This year it has been 10 years since Stacey Dooley first appeared on our screens with her trademark Luton accent, fiery hair and entirely different way of reporting. In her first book, Stacey looks back on some of her most challenging documentaries and the ones that made her.
I’ve been a fan of Stacey for years now because of how human she is when she’s interviewing. You can tell she cares about the people and the topics, there’s not stiff upper lip that we’re used to seeing on TV and thank goodness! So, when I heard she was releasing a book I added it to my wish list.
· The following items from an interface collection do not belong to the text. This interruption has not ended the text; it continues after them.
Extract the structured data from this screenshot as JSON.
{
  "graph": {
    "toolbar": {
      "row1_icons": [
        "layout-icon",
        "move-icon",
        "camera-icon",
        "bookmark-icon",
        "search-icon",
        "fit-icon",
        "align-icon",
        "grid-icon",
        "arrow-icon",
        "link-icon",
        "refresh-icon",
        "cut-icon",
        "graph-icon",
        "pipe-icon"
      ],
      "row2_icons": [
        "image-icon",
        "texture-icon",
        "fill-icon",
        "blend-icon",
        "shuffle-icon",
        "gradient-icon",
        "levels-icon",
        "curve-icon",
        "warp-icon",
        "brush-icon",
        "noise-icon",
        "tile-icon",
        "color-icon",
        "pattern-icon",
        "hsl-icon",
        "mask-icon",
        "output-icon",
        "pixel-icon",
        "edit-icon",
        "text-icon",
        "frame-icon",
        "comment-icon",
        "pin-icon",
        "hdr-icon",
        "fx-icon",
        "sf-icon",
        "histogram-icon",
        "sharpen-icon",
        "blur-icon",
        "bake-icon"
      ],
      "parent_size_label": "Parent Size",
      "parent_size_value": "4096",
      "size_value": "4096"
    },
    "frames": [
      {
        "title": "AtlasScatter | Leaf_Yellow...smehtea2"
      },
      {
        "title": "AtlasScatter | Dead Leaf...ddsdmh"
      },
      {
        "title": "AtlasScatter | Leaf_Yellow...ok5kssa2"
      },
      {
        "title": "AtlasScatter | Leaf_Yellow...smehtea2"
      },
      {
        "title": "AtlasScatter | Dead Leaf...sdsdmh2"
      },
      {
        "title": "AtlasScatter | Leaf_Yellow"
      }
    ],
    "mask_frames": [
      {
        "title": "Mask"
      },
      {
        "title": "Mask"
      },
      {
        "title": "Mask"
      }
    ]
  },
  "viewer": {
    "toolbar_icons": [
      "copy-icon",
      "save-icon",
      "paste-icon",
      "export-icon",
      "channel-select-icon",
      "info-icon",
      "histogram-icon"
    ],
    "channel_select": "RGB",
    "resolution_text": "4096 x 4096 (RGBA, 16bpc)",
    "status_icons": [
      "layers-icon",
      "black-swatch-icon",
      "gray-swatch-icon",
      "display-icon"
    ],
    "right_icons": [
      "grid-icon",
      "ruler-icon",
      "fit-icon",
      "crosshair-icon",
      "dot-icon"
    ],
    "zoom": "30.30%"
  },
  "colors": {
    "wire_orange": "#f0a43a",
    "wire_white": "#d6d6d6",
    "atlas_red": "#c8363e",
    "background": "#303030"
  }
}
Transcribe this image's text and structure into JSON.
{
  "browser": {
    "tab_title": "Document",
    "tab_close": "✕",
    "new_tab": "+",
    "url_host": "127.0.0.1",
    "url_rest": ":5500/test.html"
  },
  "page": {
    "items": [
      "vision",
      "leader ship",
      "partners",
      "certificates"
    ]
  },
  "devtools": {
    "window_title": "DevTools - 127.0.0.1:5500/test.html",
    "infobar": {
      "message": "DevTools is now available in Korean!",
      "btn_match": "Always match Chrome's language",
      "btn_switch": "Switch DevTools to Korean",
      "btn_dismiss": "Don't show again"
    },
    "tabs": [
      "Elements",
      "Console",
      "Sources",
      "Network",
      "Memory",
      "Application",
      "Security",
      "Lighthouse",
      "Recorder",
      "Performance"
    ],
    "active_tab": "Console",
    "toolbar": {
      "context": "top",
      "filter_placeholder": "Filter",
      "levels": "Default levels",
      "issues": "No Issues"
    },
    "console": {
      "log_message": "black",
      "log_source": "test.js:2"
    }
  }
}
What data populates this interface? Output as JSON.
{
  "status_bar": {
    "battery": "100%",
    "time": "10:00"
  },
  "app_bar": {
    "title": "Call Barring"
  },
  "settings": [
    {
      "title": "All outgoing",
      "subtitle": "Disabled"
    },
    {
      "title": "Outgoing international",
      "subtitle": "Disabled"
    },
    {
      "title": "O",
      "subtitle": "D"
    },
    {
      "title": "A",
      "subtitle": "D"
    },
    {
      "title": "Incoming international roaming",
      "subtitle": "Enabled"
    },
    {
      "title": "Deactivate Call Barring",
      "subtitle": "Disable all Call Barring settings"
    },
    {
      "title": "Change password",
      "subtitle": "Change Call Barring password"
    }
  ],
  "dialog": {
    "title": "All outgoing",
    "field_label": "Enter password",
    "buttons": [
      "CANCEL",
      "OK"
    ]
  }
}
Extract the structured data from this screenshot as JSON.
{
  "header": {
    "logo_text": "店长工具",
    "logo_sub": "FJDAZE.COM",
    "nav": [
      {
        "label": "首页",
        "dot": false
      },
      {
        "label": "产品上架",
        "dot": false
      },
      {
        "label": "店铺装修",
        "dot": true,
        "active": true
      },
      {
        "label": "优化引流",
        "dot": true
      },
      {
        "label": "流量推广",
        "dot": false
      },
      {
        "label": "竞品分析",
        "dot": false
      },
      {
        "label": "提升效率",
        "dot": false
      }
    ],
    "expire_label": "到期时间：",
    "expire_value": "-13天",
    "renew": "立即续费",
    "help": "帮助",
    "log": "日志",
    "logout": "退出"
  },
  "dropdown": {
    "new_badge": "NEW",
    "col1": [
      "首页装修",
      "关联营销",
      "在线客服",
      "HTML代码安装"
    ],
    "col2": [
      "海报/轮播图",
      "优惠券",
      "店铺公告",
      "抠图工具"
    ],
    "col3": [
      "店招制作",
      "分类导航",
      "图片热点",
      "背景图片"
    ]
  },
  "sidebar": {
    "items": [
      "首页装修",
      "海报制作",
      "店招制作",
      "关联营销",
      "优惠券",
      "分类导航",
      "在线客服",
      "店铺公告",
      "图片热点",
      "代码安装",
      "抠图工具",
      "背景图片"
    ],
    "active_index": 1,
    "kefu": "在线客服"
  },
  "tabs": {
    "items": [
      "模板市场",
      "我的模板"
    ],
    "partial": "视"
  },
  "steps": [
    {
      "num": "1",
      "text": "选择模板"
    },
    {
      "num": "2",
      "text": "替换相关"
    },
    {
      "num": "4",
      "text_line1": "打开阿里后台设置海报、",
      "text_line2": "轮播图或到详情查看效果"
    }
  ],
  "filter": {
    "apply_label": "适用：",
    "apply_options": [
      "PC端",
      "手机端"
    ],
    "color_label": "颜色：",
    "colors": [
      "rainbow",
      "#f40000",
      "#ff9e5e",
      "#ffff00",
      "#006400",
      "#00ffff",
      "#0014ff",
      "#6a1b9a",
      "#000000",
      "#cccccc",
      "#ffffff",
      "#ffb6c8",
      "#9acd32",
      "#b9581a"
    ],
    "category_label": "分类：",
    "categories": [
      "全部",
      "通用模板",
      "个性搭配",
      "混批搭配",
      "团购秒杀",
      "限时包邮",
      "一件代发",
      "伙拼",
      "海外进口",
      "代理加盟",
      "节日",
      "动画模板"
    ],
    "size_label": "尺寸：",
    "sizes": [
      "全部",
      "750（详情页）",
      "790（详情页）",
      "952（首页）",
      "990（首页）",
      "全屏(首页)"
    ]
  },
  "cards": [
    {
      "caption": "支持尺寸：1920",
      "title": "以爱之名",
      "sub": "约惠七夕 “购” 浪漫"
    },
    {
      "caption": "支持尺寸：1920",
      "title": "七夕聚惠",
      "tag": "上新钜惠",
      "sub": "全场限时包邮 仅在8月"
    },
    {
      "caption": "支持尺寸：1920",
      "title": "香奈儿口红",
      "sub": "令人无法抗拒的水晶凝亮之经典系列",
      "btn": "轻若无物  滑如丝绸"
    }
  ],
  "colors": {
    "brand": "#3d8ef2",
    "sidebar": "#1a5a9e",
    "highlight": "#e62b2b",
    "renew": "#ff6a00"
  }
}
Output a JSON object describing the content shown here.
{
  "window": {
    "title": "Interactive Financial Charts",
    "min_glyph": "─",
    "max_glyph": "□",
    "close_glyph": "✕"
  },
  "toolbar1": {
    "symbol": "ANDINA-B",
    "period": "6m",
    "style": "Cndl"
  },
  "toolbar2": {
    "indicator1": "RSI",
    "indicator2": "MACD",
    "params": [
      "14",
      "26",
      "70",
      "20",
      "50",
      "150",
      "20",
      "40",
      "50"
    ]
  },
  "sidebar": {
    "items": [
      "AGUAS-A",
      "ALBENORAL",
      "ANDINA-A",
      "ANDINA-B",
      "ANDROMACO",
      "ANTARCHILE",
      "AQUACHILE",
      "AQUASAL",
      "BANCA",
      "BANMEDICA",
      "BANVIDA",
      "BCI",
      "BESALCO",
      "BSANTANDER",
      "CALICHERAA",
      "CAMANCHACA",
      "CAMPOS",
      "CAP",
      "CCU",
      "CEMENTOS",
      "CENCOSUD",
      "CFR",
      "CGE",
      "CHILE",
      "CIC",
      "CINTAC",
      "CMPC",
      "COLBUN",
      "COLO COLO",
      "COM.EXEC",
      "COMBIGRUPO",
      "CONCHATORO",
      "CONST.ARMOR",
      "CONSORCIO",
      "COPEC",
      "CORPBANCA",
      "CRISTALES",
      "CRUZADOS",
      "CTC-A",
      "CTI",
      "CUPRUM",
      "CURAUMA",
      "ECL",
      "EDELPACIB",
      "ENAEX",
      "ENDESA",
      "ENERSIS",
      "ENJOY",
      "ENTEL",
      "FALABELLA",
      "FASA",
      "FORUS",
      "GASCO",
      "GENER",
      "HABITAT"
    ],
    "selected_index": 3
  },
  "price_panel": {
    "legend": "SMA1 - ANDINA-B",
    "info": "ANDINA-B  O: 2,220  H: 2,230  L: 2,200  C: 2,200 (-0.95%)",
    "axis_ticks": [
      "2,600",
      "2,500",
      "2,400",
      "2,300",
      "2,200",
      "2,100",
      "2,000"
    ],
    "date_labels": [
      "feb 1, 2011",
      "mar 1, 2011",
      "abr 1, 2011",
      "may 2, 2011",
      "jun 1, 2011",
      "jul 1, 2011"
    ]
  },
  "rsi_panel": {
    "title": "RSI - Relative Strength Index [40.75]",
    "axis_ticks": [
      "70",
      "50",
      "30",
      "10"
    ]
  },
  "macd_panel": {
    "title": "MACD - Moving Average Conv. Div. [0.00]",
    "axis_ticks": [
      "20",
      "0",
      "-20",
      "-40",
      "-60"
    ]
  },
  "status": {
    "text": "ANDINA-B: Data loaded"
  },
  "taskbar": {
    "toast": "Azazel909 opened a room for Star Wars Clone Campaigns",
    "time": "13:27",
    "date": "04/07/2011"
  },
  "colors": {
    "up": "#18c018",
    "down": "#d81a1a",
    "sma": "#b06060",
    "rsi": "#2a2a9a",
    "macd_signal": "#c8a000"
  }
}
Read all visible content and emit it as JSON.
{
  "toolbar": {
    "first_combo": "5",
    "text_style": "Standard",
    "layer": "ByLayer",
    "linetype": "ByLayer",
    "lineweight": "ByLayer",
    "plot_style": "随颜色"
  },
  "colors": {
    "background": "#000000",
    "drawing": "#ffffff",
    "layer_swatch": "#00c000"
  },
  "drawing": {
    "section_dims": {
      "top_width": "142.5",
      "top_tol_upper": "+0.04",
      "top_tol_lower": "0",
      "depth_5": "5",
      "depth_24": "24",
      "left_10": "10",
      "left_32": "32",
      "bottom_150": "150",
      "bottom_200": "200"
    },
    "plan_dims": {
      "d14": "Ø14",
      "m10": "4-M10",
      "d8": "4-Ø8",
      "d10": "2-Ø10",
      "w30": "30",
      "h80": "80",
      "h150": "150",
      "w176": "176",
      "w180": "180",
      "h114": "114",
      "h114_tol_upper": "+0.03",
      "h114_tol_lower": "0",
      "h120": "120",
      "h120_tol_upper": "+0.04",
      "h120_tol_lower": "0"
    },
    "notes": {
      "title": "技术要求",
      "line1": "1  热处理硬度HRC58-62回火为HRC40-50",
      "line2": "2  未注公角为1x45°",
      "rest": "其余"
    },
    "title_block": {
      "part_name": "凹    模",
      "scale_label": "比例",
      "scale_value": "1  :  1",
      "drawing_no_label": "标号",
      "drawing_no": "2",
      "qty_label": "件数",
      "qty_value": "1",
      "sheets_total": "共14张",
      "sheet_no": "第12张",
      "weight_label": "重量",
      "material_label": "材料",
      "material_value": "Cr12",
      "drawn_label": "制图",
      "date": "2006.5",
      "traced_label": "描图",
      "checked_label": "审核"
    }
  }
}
I actually ended up listening to the audiobook which I fully recommend.
You don’t have to have watched all of Stacey’s documentaries to enjoy the book, there were some I hadn’t watched (I’ve since gone back and found them) and I still found Stacey’s input fascinating. This adds a whole other level to what we have watched. Of course, Stacey has to be professional but she still has heart and reading the internal struggles she faced made it hit home even harder. She see’s these women as human, which they deserve to be.
From women who escaped ISIS to the horrific violence faced by women in Honduras, Stacey captures the stories of women worldwide. We’re also let into Stacey’s reservations about travelling to various parts of the world, the threats she faces and her reasons for going to such dangerous places. What made it so real to me was Stacey not telling her Mum some of the real places she’d travelled to until she got back.
I gave this 4.5 stars and can highly recommend listening to Stacey read the book herself if you can. If you loved Stacey’s documentaries and want to know more about the conditions that women around the world live in then this is an excellent place to start. I warn you though, you’ll want to go and watch her documentaries again after reading!